[[ INPUT DATA open ]]
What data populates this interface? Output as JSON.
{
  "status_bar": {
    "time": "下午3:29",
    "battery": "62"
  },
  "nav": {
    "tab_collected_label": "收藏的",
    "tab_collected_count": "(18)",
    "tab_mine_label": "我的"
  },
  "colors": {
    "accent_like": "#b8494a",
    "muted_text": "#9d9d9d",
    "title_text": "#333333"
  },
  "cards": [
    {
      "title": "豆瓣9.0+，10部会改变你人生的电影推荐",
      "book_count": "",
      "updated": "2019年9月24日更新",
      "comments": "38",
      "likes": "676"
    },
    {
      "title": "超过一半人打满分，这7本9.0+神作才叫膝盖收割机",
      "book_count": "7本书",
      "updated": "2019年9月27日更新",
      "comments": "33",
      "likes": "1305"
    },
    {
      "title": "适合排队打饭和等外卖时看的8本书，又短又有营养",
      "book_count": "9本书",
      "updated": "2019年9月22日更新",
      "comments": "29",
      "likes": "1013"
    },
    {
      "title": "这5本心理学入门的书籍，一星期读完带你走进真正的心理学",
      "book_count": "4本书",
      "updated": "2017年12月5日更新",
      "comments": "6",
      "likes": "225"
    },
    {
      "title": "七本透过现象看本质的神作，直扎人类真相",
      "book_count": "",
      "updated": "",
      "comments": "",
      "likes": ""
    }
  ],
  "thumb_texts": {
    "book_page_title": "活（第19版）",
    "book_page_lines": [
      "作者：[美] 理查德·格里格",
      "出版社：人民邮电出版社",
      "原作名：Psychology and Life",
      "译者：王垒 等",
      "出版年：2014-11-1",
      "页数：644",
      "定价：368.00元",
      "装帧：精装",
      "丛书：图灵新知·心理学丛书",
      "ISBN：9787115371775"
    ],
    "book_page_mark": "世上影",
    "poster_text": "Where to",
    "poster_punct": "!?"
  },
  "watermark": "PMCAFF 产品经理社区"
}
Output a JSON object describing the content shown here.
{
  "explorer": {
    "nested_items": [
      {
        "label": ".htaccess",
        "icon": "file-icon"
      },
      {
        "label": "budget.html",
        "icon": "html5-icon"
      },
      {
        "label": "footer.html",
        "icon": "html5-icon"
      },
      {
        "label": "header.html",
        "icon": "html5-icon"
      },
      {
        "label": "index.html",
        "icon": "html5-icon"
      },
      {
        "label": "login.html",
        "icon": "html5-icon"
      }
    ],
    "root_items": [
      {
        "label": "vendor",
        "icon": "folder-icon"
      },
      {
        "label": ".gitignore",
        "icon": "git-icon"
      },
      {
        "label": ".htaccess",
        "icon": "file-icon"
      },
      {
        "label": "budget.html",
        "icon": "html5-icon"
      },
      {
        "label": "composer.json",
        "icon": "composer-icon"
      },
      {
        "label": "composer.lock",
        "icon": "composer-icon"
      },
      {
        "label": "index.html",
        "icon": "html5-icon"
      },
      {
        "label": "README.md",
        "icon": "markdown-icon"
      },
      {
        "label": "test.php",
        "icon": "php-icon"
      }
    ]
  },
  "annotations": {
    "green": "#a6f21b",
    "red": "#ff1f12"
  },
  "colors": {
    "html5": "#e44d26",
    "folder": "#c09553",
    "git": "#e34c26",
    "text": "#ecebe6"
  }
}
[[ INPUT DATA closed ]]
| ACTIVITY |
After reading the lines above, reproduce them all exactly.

| THE COMPLETED TASK |
What data populates this interface? Output as JSON.
{
  "status_bar": {
    "time": "下午3:29",
    "battery": "62"
  },
  "nav": {
    "tab_collected_label": "收藏的",
    "tab_collected_count": "(18)",
    "tab_mine_label": "我的"
  },
  "colors": {
    "accent_like": "#b8494a",
    "muted_text": "#9d9d9d",
    "title_text": "#333333"
  },
  "cards": [
    {
      "title": "豆瓣9.0+，10部会改变你人生的电影推荐",
      "book_count": "",
      "updated": "2019年9月24日更新",
      "comments": "38",
      "likes": "676"
    },
    {
      "title": "超过一半人打满分，这7本9.0+神作才叫膝盖收割机",
      "book_count": "7本书",
      "updated": "2019年9月27日更新",
      "comments": "33",
      "likes": "1305"
    },
    {
      "title": "适合排队打饭和等外卖时看的8本书，又短又有营养",
      "book_count": "9本书",
      "updated": "2019年9月22日更新",
      "comments": "29",
      "likes": "1013"
    },
    {
      "title": "这5本心理学入门的书籍，一星期读完带你走进真正的心理学",
      "book_count": "4本书",
      "updated": "2017年12月5日更新",
      "comments": "6",
      "likes": "225"
    },
    {
      "title": "七本透过现象看本质的神作，直扎人类真相",
      "book_count": "",
      "updated": "",
      "comments": "",
      "likes": ""
    }
  ],
  "thumb_texts": {
    "book_page_title": "活（第19版）",
    "book_page_lines": [
      "作者：[美] 理查德·格里格",
      "出版社：人民邮电出版社",
      "原作名：Psychology and Life",
      "译者：王垒 等",
      "出版年：2014-11-1",
      "页数：644",
      "定价：368.00元",
      "装帧：精装",
      "丛书：图灵新知·心理学丛书",
      "ISBN：9787115371775"
    ],
    "book_page_mark": "世上影",
    "poster_text": "Where to",
    "poster_punct": "!?"
  },
  "watermark": "PMCAFF 产品经理社区"
}
Output a JSON object describing the content shown here.
{
  "explorer": {
    "nested_items": [
      {
        "label": ".htaccess",
        "icon": "file-icon"
      },
      {
        "label": "budget.html",
        "icon": "html5-icon"
      },
      {
        "label": "footer.html",
        "icon": "html5-icon"
      },
      {
        "label": "header.html",
        "icon": "html5-icon"
      },
      {
        "label": "index.html",
        "icon": "html5-icon"
      },
      {
        "label": "login.html",
        "icon": "html5-icon"
      }
    ],
    "root_items": [
      {
        "label": "vendor",
        "icon": "folder-icon"
      },
      {
        "label": ".gitignore",
        "icon": "git-icon"
      },
      {
        "label": ".htaccess",
        "icon": "file-icon"
      },
      {
        "label": "budget.html",
        "icon": "html5-icon"
      },
      {
        "label": "composer.json",
        "icon": "composer-icon"
      },
      {
        "label": "composer.lock",
        "icon": "composer-icon"
      },
      {
        "label": "index.html",
        "icon": "html5-icon"
      },
      {
        "label": "README.md",
        "icon": "markdown-icon"
      },
      {
        "label": "test.php",
        "icon": "php-icon"
      }
    ]
  },
  "annotations": {
    "green": "#a6f21b",
    "red": "#ff1f12"
  },
  "colors": {
    "html5": "#e44d26",
    "folder": "#c09553",
    "git": "#e34c26",
    "text": "#ecebe6"
  }
}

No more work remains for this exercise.